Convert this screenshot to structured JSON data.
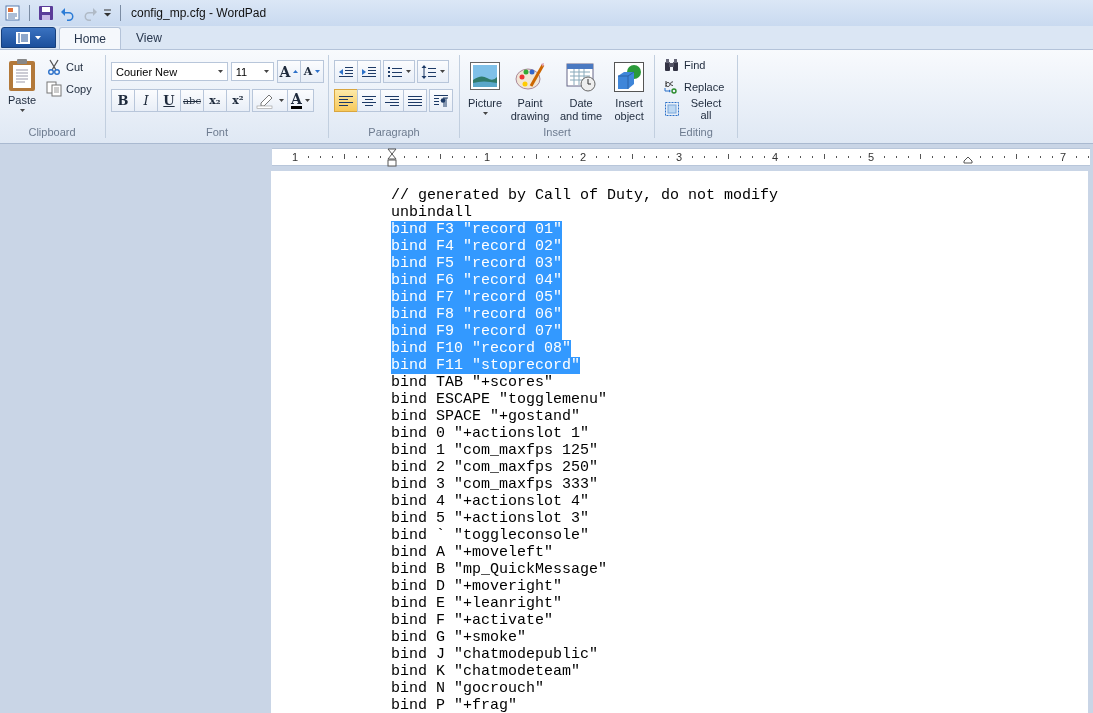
{
  "window": {
    "title": "config_mp.cfg - WordPad"
  },
  "tabs": [
    {
      "label": "Home",
      "selected": true
    },
    {
      "label": "View",
      "selected": false
    }
  ],
  "clipboard": {
    "label": "Clipboard",
    "paste": "Paste",
    "cut": "Cut",
    "copy": "Copy"
  },
  "font": {
    "label": "Font",
    "font_name": "Courier New",
    "font_size": "11",
    "grow_glyph": "A",
    "shrink_glyph": "A",
    "color_glyph": "A",
    "format_buttons": [
      {
        "kind": "bold",
        "glyph": "B"
      },
      {
        "kind": "italic",
        "glyph": "I"
      },
      {
        "kind": "underline",
        "glyph": "U"
      },
      {
        "kind": "strike",
        "glyph": "abc"
      },
      {
        "kind": "sub",
        "glyph": "x₂"
      },
      {
        "kind": "sup",
        "glyph": "x²"
      }
    ]
  },
  "paragraph": {
    "label": "Paragraph",
    "align_buttons": [
      {
        "kind": "left",
        "selected": true
      },
      {
        "kind": "center",
        "selected": false
      },
      {
        "kind": "right",
        "selected": false
      },
      {
        "kind": "justify",
        "selected": false
      }
    ]
  },
  "insert": {
    "label": "Insert",
    "buttons": [
      {
        "kind": "picture",
        "label": "Picture"
      },
      {
        "kind": "paint",
        "label": "Paint drawing"
      },
      {
        "kind": "datetime",
        "label": "Date and time"
      },
      {
        "kind": "object",
        "label": "Insert object"
      }
    ]
  },
  "editing": {
    "label": "Editing",
    "buttons": [
      {
        "kind": "find",
        "label": "Find"
      },
      {
        "kind": "replace",
        "label": "Replace"
      },
      {
        "kind": "selectall",
        "label": "Select all"
      }
    ]
  },
  "ruler": {
    "labels": [
      "1",
      "1",
      "2",
      "3",
      "4",
      "5",
      "7"
    ]
  },
  "document": {
    "lines": [
      {
        "text": "// generated by Call of Duty, do not modify",
        "selected": false
      },
      {
        "text": "unbindall",
        "selected": false
      },
      {
        "text": "bind F3 \"record 01\"",
        "selected": true
      },
      {
        "text": "bind F4 \"record 02\"",
        "selected": true
      },
      {
        "text": "bind F5 \"record 03\"",
        "selected": true
      },
      {
        "text": "bind F6 \"record 04\"",
        "selected": true
      },
      {
        "text": "bind F7 \"record 05\"",
        "selected": true
      },
      {
        "text": "bind F8 \"record 06\"",
        "selected": true
      },
      {
        "text": "bind F9 \"record 07\"",
        "selected": true
      },
      {
        "text": "bind F10 \"record 08\"",
        "selected": true
      },
      {
        "text": "bind F11 \"stoprecord\"",
        "selected": true
      },
      {
        "text": "bind TAB \"+scores\"",
        "selected": false
      },
      {
        "text": "bind ESCAPE \"togglemenu\"",
        "selected": false
      },
      {
        "text": "bind SPACE \"+gostand\"",
        "selected": false
      },
      {
        "text": "bind 0 \"+actionslot 1\"",
        "selected": false
      },
      {
        "text": "bind 1 \"com_maxfps 125\"",
        "selected": false
      },
      {
        "text": "bind 2 \"com_maxfps 250\"",
        "selected": false
      },
      {
        "text": "bind 3 \"com_maxfps 333\"",
        "selected": false
      },
      {
        "text": "bind 4 \"+actionslot 4\"",
        "selected": false
      },
      {
        "text": "bind 5 \"+actionslot 3\"",
        "selected": false
      },
      {
        "text": "bind ` \"toggleconsole\"",
        "selected": false
      },
      {
        "text": "bind A \"+moveleft\"",
        "selected": false
      },
      {
        "text": "bind B \"mp_QuickMessage\"",
        "selected": false
      },
      {
        "text": "bind D \"+moveright\"",
        "selected": false
      },
      {
        "text": "bind E \"+leanright\"",
        "selected": false
      },
      {
        "text": "bind F \"+activate\"",
        "selected": false
      },
      {
        "text": "bind G \"+smoke\"",
        "selected": false
      },
      {
        "text": "bind J \"chatmodepublic\"",
        "selected": false
      },
      {
        "text": "bind K \"chatmodeteam\"",
        "selected": false
      },
      {
        "text": "bind N \"gocrouch\"",
        "selected": false
      },
      {
        "text": "bind P \"+frag\"",
        "selected": false
      }
    ]
  }
}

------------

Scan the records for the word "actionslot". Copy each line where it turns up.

RESPONSE BELOW ::
        "text": "bind 0 \"+actionslot 1\"",
        "text": "bind 4 \"+actionslot 4\"",
        "text": "bind 5 \"+actionslot 3\"",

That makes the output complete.